I have been wanting to write this post for a while now. Something would always stop me. I didn't have the energy, the kids kept me busy, dinner was burning, dinner wasn't on the table yet, my car needed gas, I didn't have the words, my hair wasn't right... I had a lot of excuses. There are a million reasons why I would ignore talking about my experiences with mental health. But mostly because if I didn't talk about it, it could still be that unreal thing that I ignore. That thing that no one wants to talk about or hear about. I'm not sure what it is about mental illness, but we are not ready to have those conversations.
Last week was mental health awareness week here in Canada. In the states they get the whole month. Its been four months today since being diagnosed with bipolar disorder. Some would say the longest four months of my life. I have learned a lot about myself, and I am lucky enough to have lithium work for me and not make all my hair fall out. I have been feeling the most "normal" I have every felt in my life. Two things I have learned. One is, no one is comfortable talking about bipolar. Two, I need to find people who do. And more than that, they need to understand. This illness is fucked and I don't think anyone can really get it unless they live it.
Here are some fun facts that might get the conversation going.
- 1 in 5 suffer from a mental illness.
- 60 million people suffer from bipolar.
- Bipolar is a miscommunication in parts of the brain.
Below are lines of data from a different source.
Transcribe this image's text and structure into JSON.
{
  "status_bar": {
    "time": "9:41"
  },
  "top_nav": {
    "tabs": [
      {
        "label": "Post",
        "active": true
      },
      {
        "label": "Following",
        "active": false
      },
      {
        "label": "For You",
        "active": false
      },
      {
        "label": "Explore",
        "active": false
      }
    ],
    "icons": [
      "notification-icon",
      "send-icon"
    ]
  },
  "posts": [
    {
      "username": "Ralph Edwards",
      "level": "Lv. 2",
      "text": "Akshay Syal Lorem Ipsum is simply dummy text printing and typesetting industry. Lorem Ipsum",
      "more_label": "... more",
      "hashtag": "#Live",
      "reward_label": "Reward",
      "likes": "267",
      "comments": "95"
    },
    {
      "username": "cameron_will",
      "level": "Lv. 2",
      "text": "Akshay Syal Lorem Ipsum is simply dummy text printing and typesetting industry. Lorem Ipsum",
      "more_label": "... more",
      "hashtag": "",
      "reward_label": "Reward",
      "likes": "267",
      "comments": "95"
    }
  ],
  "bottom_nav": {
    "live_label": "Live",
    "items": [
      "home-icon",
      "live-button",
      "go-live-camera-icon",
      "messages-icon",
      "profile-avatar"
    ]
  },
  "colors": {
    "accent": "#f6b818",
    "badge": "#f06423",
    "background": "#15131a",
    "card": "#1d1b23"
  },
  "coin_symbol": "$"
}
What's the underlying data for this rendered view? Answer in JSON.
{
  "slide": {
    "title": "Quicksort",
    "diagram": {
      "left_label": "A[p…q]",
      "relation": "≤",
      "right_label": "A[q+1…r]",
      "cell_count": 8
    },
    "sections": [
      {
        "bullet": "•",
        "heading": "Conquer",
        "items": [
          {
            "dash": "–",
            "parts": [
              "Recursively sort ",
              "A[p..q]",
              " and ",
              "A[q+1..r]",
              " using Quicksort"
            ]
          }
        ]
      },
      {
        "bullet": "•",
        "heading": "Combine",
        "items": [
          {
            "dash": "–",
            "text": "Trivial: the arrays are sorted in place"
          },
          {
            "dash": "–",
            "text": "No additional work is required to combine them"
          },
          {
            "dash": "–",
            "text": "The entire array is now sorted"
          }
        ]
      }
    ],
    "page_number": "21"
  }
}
I was born with it.
- More than two-thirds of those with bipolar have one close relative with the illness.
- 25% of people with bipolar disorder will end their own life. That number jumps to 64% for those who go untreated.
- There is a 15% chance that one or both of my children are bipolar.
- Most patients face up to ten years of coping with symptoms before getting an accurate diagnosis. It was nearly twenty years for me.
These are kind of unsettling stats. I try not to think about it. Today was a good day, but I still feel so lost in the world. I try to focus on what I can control, like the slow sip of coffee in the morning. One moment at a time some days.
As always, thanks for listening.